This is Maltie Dukes and Chas. Black at what is described as the Oregon Lumber Company mill in 1904. This mill was roughly where the Hood River Inn is today. It was at that location from 1900 to 1906, when they moved the equipment up to Dee.
This mill was originally Captain Davidson's Lost Lake Lumber Company mill. He died in 1901, and in 1903 David Eccles and his Oregon Lumber Company acquired the interests of the Lost Lake Lumber Company and merged their local operations into the Mount Hood Lumber Company. A 1903 article said they employed 50 men cutting 75,000 board feet a day, and were planning to double it to 150,000 board feet per day. That's a lot of logs coming down the Hood River in the pre-Powerdale Dam days. The article talks about "improvements" to the river channel, which I presume means removing obstacles to logs floating down the river.

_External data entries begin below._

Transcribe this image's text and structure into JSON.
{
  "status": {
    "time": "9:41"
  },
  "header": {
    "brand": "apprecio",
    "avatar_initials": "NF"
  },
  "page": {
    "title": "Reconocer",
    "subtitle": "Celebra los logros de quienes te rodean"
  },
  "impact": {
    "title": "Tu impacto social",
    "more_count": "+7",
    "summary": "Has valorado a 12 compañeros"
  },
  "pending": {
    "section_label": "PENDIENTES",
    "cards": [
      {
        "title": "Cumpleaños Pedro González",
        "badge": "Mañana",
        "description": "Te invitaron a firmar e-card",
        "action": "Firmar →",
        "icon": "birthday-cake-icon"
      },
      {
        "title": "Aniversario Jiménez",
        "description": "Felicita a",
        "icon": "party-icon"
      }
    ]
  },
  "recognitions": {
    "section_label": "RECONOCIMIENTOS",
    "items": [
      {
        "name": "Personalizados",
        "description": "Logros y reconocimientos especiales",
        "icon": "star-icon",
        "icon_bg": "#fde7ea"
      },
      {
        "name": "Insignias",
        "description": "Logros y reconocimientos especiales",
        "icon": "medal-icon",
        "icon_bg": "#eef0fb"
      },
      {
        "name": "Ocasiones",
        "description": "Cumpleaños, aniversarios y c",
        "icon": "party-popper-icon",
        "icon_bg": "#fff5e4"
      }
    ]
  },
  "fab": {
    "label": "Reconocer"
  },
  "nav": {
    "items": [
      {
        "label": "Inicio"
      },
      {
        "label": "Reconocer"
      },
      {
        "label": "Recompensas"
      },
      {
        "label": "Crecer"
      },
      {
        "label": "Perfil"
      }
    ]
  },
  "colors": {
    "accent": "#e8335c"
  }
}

Here's a good exterior view of the mill
Category: [Downtown Hood River]
I think I read once that they did blasting in the Tucker Bridge area so logs wouldn't hang up.
Nice to see the building so bright with lots of windows.
L.E. on 11th September 2020 @ 2:54pm
The clearing and blasting to make fluming (is that a word?) easier adversely affected the fish habitat in the Hood River system.
The building of the Powerdale dam also stopped the using of the Hood river as a flume.
Ranger on 11th September 2020 @ 3:32pm
Been trying to figure out why and how such a large building is so light.
Is the wood painted white, and if so, is that for fire retardant?
Are there openings in the roof to let in the light? They did not have opaque plastics back then.
Or is it just a long exposure?
nels on 11th September 2020 @ 6:25pm
I was wondering about the lighting too. If you look at the exterior image it looks like the building has ridge vents and skylights.
ArthurB on 11th September 2020 @ 7:10pm